Mr Hadebe asked how many mines have been licensed in the priority areas and to specify the number of coal mine stations.

The Chairperson asked who took the decision to grant further postponement on enforcing limits on air quality in priority areas.

Dr Khumalo replied and said the AQMP was not reviewed annually but every five years. It has not been reviewed recently because DEA was waiting for the report on Vaal to identify the high pollutants. The state of air quality informed the Department on which area to concentrate their efforts. The approach taken by the Department was not a finger pointing approach, but was addressing the problem with communities; not the same way as the industry that have a legislation to enforce compliance.

The Chairperson asked the DEA to clarify if that was the understanding of the industry.

Dr Khumalo confirmed that this was the understanding that DEA had with the industry.

The Chairperson said he perceived that industries think the offset is a part of their compliance.

Dr Khumalo said both the offset and investment in air pollution reduction were both required for compliance by the industry. Most of the problem with industry started before the monitoring of air quality began. The problems associated with old industries were not present in new industries that often had new technology and are required to start off only when full compliance requirements were met. The Department has capacity to monitor air quality. Non-communicable diseases should be provided by DOH so that DEA knows where to start. Although the Department has not reached compliance, there was progress and DEA was confident that the plan in place was addressing the problem and they will reach compliance.

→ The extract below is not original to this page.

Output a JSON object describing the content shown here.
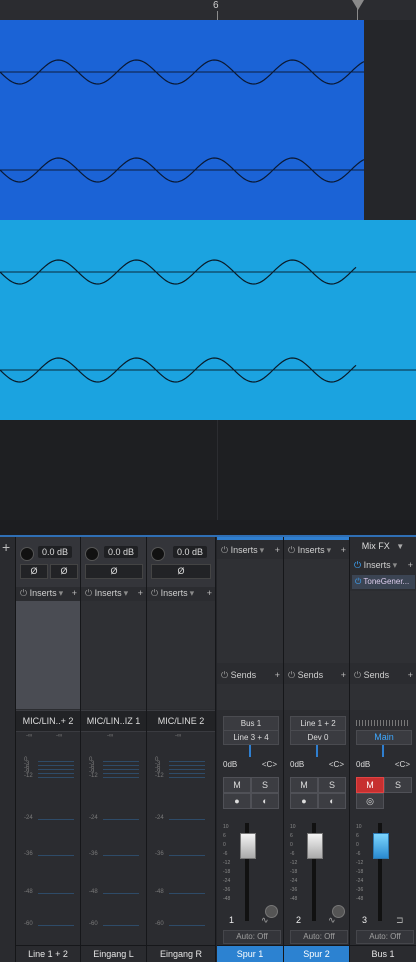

The Chairperson asked if DEA had information on compliance on air quality.

Dr Khumalo replied that the information on compliance on air quality existed but it was with the municipalities.

The Chairperson said if the Committee can get the information it will help to finalise the oversight program for the year and he requested that the information on compliance on air quality be submitted by September 2017.

Dr Khumalo replied that the National Air Quality Officer made the decision to approve postponement. The capacity building in municipalities are a lot. There was no time frame or date attached to postponement but the current process had been successful at bringing some industries that had earlier applied for postponement into full compliance.

The Chairperson said it was not good for industries to keep postponing indefinitely. Eskom and Sasol are not showing any willingness to comply. A deadline should be included for compliance on air quality to ensure industry compliance. In addition if this deadline was not in the Act then Parliament would have to look at ways of amending the Act.

Ms Beaumont replied that DEA will look into including deadlines for compliance on air quality.

The Chairperson said the Department had to ensure that industry complied on air quality. He asked the DEA to clarify if Eskom charged a levy on renewable energy in its tariff.

Ms Beaumont stated that she would liaise with Eskom and report back to the Committee.

The Chairperson thanked Members, the Minister and the team for attending the meeting. Members will have another opportunity to engage with DEA in the coming week even though the Committee may not be able to engage the Vaal report on air quality because the Minister had not finished working on it. The Committee will communicate its decision to the DEA.

The meeting was adjourned.

Share this page: